I know there is strength in the differences between us. I know there is comfort where we overlap.
——- Ani DiFranco
“You got tomatoes yet Barb?”
“Not yet, they’re all still green.”
“Yea… you n everyone else eh?”
A not at all uncomfortable silence follows as my mother fails to find a suitable subgect to change to. It’s not a problem of course. Eugene and his sister Molly have a fondness for my mother that transcends the small social stumbles to which she is occasionally prone.
She’s not from around here.
Rio is a small and very tight-nit farm community. The folks who were born and raised in and around this town of a little over one thousand, are generally friendly but it takes a while for an outsider like my mother to truly fit in. Mom has only lived here about eighteen years.

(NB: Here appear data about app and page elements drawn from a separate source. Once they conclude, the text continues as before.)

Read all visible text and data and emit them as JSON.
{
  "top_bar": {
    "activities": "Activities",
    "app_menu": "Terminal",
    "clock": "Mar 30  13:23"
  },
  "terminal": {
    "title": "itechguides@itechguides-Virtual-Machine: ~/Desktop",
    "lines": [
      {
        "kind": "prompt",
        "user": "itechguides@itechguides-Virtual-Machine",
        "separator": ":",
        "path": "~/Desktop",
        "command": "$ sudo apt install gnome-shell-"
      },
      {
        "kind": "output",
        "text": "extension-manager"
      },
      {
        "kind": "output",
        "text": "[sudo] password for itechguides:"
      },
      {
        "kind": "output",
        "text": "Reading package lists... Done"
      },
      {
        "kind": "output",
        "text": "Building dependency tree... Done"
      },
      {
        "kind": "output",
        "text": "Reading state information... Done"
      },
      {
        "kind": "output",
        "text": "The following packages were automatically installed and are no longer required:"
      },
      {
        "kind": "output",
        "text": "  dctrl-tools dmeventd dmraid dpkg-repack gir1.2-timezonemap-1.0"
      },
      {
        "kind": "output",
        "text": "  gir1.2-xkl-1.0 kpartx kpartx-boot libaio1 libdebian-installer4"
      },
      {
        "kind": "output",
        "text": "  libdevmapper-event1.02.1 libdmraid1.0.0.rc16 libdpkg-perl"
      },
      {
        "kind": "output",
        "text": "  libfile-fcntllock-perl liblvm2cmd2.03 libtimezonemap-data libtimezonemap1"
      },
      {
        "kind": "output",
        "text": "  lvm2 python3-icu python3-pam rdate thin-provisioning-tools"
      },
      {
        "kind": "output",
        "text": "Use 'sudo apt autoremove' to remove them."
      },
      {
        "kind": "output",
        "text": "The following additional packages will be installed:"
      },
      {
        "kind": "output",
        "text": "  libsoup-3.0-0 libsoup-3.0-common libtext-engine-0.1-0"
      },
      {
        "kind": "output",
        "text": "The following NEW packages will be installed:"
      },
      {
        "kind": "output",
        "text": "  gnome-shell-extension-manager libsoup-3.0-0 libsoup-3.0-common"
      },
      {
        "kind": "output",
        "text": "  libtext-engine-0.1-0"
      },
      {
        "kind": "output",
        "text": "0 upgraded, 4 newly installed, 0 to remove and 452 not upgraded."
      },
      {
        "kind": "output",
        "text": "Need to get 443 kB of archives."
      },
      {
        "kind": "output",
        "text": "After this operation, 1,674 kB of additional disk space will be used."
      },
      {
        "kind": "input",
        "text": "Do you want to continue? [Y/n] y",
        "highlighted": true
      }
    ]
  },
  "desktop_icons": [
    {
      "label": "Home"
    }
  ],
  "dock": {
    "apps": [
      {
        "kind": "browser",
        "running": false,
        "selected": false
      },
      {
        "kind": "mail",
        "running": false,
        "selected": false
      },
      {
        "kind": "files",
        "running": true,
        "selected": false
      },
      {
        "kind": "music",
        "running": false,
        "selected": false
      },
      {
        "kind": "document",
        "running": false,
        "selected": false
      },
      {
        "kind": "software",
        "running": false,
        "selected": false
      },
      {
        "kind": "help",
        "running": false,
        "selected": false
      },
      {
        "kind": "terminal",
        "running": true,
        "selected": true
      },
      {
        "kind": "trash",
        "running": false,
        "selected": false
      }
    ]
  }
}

Today she did pretty well though. She’d remembered not to let slip that she did indeed have a few few ripe tomatoes from her garden. But only a few and they are long gone. We had BLTs made with them for lunch yesterday and oh were they sweet!
Nothing like ripe, garden-fresh tomatoes.

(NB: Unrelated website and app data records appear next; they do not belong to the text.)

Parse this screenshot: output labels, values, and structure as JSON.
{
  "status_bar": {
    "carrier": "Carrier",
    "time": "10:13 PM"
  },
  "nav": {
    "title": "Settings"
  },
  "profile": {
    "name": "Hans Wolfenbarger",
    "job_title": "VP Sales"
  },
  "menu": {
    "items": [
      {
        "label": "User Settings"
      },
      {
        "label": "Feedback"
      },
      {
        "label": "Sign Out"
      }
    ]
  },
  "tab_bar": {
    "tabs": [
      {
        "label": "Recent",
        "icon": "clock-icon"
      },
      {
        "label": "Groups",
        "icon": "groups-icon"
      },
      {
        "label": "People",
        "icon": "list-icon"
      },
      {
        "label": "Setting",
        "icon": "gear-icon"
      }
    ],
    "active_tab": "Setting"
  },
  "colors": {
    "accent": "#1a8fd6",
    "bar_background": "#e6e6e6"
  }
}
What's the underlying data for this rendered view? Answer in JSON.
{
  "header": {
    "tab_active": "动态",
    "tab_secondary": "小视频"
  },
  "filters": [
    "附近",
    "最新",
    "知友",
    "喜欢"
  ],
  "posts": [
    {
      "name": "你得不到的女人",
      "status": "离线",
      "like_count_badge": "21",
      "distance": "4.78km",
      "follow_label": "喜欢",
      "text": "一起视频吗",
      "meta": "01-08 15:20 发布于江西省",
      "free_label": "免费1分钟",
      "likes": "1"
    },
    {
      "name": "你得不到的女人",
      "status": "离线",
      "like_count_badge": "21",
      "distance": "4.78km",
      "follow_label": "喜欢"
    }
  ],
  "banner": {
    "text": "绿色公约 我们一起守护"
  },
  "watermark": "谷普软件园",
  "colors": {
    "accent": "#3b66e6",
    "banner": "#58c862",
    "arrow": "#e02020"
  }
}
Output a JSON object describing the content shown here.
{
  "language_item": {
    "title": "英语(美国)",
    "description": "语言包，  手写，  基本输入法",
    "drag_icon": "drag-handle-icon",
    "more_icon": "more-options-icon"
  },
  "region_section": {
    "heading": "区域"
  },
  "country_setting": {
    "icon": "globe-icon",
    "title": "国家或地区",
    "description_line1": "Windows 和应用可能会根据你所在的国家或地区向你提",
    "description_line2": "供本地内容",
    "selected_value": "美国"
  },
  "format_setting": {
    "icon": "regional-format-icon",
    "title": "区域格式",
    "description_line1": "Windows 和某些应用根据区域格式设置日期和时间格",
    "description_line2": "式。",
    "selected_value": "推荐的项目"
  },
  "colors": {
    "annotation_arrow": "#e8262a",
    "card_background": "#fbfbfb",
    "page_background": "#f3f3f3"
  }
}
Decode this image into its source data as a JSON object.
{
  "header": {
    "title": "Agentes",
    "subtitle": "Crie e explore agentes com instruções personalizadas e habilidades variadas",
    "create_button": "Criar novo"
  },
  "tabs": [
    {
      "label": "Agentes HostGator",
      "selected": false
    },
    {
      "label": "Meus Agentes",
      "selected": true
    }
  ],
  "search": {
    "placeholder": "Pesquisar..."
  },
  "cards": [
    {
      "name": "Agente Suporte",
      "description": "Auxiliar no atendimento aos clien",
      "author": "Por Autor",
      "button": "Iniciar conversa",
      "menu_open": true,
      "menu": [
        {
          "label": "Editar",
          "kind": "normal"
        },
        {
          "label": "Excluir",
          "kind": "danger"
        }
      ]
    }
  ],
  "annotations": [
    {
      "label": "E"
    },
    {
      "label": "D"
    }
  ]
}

In a town like Rio, you don’t say you have tomatoes unless you have enough to share with your neighbors. Especially neighbors like Eugene and Molly. Mom has been getting her eggs from their farm (they live just a few miles from my sister and her husband) for a long time and they charge exactly $1 for a dozen.
Nothing like nice big, farm-fresh eggs.

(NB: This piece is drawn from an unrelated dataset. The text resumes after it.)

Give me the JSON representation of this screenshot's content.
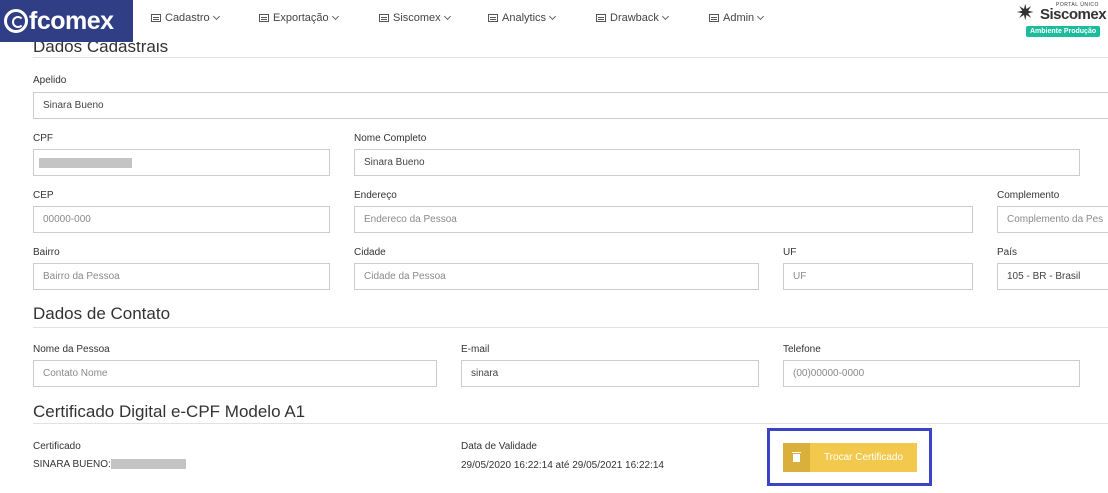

Mom and I get out of the car and walk through my sister’s garage. Four boxes of assorted veggies from her garden are on the floor. There are huge heads of cabbage, a few large cucumbers and a zucchini. No squash this time. All four boxes will come back filled with different foodstuffs produced by the family friend at the farm where these are heading. Perhaps they will contain meat, cheese or some assortment of different veggies. I have no idea what, but rest assured it will be good and fresh.
Nothing like friendly farm families, swapping fresh food.
Tonight Mom and all of her children are together for dinner for the first time since Dad passed… over eight years ago. The food is all farm-fresh and so is the conversation. Especially once Stacy’s husband joins us. John is a good man, and he’s done very well by my sister, but he has many opinions I find challenging to say the least.
As a family, we all have different opinions of course and we all have our respective challenges in dealing with each other. And like countless others, our family history has been rife with conflict, pain and division that has only been able to be diluted by distance and time. But time and a dogged determination by a few of us, coupled with some noble acquiescence by the rest… has led us here.
Here and now, our far from perfect family eat and drink and “shoot the shit” (while Clark occasionally shoots a rabbit or two so Stacy’s garden might get some respite from their ravaging) and we dare discuss that which has devided us. That which still disturbs us, challenges us and demands that we be “on our best behavior” while still showing up as our authentic selves.
We part company for the evening, feeling so very full. Filled with all that farm-freash food and with all those family-filled feelings. Tomorrow the feelings will continue to be expressed. The family will continue to find ways to deepen our connection and the food will continue to be fine… and farm-fresh.
Nothing like family-fresh fondness for farm life and…